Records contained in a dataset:

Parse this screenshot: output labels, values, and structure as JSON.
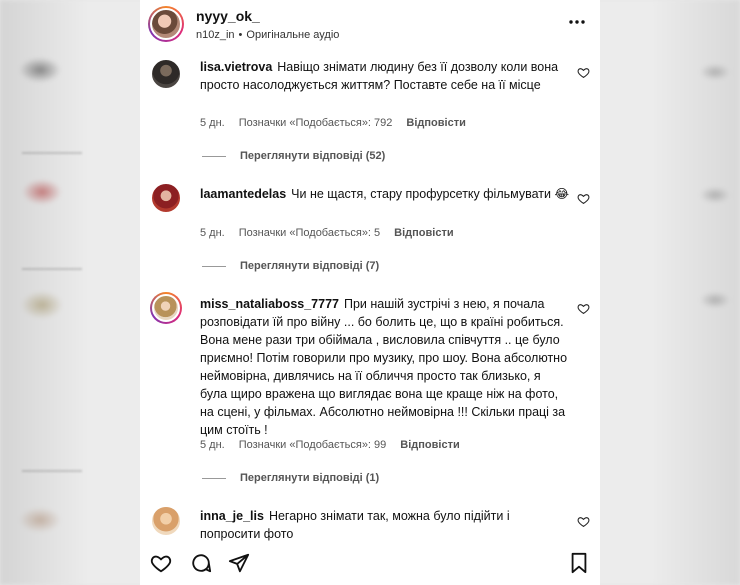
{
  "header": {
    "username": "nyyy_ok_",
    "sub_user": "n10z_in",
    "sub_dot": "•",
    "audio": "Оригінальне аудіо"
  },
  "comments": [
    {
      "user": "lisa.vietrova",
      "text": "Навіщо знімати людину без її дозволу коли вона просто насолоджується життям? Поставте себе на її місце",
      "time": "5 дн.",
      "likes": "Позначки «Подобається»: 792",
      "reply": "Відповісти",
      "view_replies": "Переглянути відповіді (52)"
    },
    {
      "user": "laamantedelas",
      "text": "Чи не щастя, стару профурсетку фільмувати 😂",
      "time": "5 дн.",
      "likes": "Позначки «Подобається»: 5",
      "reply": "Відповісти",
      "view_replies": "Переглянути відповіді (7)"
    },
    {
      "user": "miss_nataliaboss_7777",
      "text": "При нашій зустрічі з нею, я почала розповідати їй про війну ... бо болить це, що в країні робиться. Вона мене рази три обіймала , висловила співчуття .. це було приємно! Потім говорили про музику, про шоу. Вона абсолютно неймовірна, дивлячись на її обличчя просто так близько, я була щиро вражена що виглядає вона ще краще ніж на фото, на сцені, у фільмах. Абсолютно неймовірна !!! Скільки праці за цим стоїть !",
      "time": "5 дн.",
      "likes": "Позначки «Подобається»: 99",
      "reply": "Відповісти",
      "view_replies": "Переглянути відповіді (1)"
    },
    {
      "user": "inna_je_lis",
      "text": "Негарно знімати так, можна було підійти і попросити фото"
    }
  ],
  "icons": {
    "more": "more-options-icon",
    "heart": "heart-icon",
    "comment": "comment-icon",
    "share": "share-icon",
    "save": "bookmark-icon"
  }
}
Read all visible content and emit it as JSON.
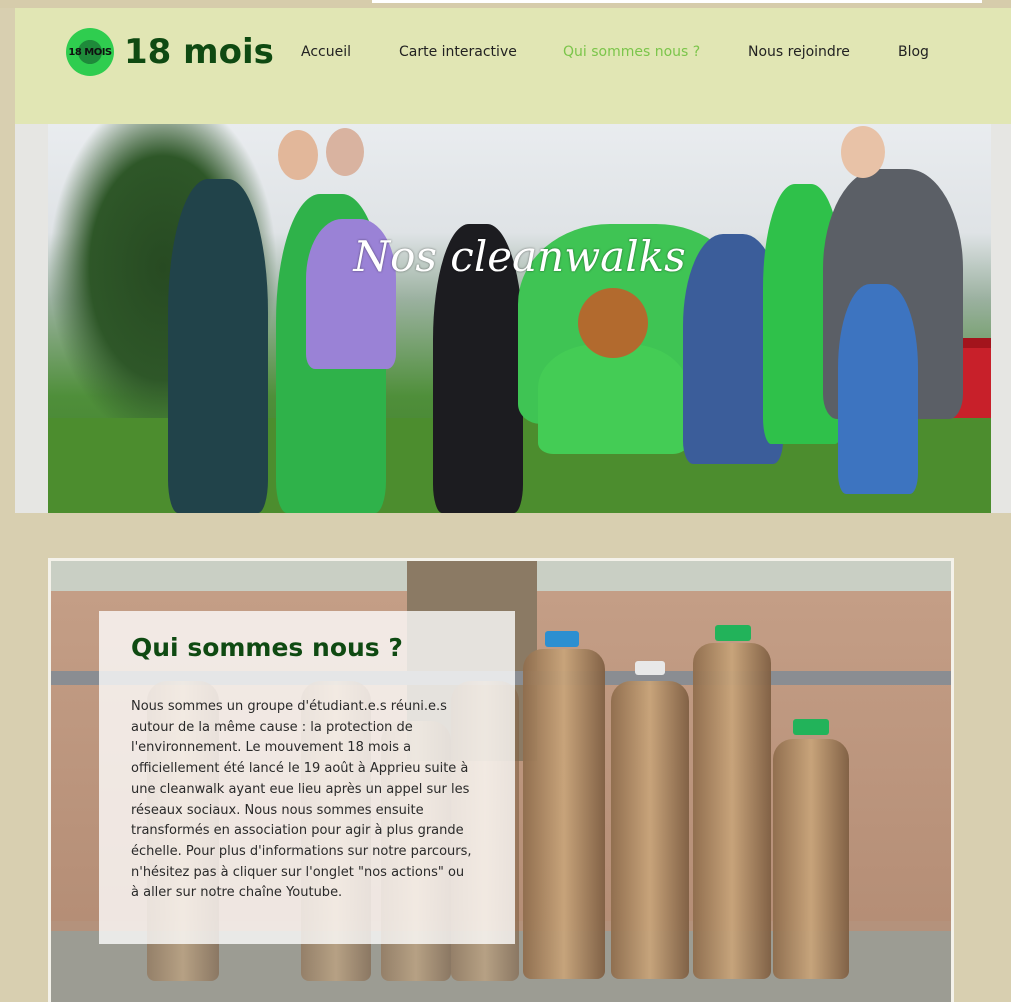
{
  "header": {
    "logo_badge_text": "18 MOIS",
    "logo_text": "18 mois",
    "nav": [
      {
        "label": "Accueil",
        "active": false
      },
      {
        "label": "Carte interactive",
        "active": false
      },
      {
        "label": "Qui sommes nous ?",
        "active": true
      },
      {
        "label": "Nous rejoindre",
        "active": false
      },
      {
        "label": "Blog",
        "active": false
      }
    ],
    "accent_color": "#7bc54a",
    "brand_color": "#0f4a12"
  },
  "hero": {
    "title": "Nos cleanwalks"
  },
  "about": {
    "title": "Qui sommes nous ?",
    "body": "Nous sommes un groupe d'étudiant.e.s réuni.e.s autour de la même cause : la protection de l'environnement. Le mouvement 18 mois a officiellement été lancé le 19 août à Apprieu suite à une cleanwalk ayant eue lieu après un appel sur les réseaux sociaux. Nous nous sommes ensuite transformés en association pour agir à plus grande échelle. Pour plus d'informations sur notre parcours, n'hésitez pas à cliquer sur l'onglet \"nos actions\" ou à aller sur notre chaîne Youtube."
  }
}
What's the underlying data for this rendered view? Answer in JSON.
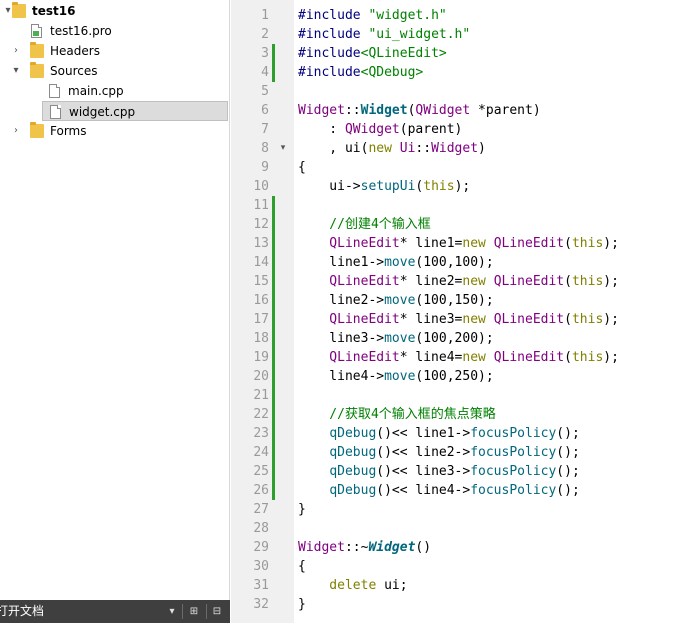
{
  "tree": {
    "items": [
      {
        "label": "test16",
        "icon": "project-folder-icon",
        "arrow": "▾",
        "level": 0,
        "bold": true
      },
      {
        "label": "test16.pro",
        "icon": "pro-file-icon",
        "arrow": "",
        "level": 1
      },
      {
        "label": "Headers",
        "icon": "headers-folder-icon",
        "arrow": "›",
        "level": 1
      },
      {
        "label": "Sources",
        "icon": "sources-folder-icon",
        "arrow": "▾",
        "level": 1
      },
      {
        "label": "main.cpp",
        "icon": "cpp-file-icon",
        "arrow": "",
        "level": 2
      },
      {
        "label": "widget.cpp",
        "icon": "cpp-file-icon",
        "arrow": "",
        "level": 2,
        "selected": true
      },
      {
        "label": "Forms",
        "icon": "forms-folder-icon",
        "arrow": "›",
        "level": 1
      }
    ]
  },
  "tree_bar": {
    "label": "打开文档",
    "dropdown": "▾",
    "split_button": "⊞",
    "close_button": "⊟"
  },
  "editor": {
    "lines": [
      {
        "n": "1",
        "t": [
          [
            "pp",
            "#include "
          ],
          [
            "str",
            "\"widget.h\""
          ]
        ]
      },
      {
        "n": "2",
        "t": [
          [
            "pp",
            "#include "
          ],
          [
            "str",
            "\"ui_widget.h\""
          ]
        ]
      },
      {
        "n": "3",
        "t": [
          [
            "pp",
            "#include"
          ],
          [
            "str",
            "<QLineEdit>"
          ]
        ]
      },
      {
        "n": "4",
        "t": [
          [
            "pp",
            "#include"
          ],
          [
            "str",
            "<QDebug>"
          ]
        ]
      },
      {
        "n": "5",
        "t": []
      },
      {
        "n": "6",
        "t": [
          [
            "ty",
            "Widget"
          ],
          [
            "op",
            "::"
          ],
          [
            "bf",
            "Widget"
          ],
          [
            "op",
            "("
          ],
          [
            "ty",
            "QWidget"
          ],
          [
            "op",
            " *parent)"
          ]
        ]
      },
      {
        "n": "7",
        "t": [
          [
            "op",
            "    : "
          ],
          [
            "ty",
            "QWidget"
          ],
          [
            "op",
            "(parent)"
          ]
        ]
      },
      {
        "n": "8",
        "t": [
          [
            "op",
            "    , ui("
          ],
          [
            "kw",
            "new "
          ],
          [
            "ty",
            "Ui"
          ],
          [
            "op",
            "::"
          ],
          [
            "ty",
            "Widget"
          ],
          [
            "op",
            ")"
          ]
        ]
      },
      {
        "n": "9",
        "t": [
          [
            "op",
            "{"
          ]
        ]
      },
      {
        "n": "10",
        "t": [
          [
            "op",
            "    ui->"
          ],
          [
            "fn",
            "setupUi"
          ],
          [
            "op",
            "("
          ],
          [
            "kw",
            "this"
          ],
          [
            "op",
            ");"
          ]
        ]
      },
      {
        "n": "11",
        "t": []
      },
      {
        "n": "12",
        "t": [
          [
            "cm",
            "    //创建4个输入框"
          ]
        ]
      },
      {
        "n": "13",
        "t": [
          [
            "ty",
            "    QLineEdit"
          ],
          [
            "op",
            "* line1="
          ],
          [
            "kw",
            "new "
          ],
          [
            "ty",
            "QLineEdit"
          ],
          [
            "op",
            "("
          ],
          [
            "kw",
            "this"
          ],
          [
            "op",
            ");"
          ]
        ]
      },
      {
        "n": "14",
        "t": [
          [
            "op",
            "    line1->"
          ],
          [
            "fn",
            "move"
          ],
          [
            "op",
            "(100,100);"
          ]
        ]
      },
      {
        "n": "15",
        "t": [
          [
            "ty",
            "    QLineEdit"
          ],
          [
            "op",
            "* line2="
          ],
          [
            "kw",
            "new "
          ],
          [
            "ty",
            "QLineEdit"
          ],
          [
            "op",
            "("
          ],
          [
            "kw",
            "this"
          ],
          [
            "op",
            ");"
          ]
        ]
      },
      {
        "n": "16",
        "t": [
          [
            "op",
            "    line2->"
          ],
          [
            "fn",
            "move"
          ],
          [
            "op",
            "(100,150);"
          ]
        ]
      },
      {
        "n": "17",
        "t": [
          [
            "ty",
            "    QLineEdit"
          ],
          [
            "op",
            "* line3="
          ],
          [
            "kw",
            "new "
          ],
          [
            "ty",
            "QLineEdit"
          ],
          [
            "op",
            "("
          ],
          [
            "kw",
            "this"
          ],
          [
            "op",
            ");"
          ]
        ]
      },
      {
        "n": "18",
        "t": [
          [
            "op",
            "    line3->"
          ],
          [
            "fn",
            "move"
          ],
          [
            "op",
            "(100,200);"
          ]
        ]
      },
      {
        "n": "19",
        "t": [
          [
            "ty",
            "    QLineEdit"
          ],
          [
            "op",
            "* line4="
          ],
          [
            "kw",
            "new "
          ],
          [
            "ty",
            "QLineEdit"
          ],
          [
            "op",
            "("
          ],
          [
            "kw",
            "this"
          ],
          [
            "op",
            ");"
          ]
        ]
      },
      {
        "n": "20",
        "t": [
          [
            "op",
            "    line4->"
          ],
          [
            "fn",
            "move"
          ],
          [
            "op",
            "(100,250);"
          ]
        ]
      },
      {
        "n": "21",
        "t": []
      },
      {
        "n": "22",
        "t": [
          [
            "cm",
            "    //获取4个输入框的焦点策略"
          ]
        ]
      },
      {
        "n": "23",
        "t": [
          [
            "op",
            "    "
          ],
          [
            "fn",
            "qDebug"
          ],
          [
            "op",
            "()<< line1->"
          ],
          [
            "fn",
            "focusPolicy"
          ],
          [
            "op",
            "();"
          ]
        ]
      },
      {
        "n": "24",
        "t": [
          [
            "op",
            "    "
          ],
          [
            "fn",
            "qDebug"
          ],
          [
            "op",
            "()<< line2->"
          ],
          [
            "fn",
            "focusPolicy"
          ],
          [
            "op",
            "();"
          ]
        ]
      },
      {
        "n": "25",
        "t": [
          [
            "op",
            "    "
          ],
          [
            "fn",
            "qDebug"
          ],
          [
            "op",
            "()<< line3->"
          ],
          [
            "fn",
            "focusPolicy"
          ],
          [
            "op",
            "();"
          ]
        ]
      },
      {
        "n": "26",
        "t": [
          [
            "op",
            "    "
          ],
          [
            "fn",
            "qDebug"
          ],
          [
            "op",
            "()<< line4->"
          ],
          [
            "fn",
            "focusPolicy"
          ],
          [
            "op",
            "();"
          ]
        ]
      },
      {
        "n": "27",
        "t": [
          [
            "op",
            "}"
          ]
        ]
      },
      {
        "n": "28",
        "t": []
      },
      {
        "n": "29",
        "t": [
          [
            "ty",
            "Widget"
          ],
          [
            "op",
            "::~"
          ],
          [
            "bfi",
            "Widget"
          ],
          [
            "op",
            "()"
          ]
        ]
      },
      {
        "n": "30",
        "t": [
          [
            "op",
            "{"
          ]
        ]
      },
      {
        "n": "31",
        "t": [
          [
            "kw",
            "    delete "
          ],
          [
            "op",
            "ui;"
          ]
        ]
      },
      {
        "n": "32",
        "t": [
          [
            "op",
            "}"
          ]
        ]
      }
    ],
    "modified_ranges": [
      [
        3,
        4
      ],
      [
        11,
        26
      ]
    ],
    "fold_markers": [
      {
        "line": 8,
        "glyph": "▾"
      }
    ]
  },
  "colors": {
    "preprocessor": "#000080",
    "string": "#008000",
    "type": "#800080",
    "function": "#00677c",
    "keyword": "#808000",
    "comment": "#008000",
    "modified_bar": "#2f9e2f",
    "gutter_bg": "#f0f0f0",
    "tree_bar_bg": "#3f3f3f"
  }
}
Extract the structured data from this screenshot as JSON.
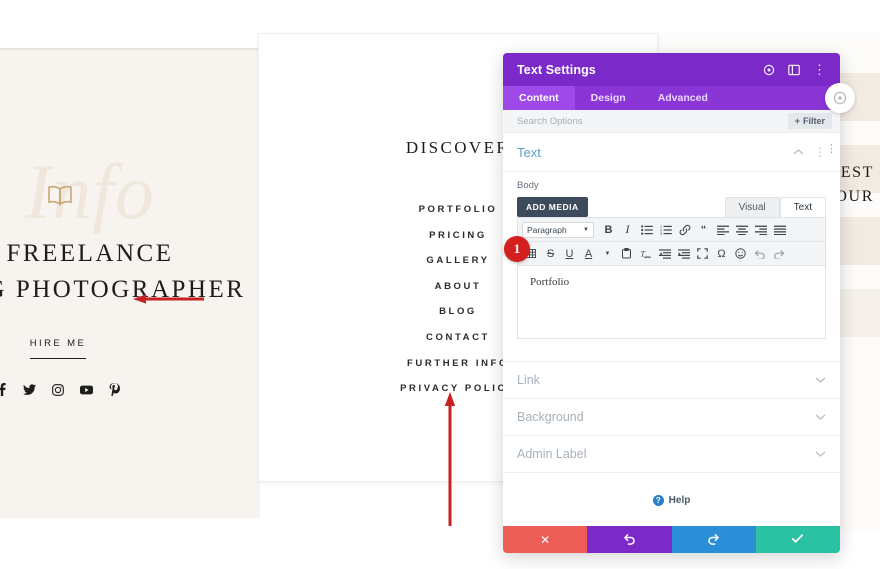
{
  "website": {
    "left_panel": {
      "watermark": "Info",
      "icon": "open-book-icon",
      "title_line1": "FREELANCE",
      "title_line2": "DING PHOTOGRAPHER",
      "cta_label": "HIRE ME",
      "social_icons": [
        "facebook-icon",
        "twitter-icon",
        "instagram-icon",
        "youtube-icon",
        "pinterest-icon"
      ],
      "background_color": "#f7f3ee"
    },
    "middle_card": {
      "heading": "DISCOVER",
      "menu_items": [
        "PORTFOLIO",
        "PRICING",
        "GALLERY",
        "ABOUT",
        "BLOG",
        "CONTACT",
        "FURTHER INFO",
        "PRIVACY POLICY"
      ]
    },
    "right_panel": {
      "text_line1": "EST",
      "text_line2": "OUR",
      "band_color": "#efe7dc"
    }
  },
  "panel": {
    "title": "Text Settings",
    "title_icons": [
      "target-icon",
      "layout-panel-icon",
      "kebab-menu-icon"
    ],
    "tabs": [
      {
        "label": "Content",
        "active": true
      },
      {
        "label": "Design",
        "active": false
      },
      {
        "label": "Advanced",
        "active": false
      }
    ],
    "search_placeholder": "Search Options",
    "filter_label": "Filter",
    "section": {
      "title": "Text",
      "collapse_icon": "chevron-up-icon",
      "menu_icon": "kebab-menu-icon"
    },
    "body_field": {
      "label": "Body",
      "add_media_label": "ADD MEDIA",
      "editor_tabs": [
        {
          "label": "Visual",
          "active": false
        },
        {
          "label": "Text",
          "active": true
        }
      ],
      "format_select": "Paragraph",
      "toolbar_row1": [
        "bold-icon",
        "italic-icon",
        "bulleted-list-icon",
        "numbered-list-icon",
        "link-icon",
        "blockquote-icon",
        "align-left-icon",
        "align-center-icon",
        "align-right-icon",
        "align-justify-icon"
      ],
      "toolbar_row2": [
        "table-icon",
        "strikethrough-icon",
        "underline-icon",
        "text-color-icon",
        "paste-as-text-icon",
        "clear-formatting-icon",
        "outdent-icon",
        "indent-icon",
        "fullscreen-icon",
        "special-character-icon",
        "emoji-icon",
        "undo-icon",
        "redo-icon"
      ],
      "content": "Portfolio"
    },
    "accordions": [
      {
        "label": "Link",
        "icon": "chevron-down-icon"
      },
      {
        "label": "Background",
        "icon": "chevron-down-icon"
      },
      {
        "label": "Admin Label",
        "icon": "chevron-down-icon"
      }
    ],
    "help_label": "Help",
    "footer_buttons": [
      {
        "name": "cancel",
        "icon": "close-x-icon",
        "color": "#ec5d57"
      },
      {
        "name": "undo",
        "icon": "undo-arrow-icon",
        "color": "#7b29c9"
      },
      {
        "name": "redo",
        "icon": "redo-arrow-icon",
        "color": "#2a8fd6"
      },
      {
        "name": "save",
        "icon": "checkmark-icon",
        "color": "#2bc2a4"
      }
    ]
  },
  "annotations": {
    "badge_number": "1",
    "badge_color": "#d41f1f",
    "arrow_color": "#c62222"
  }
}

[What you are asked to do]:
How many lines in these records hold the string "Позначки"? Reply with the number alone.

[Exercise response]:
3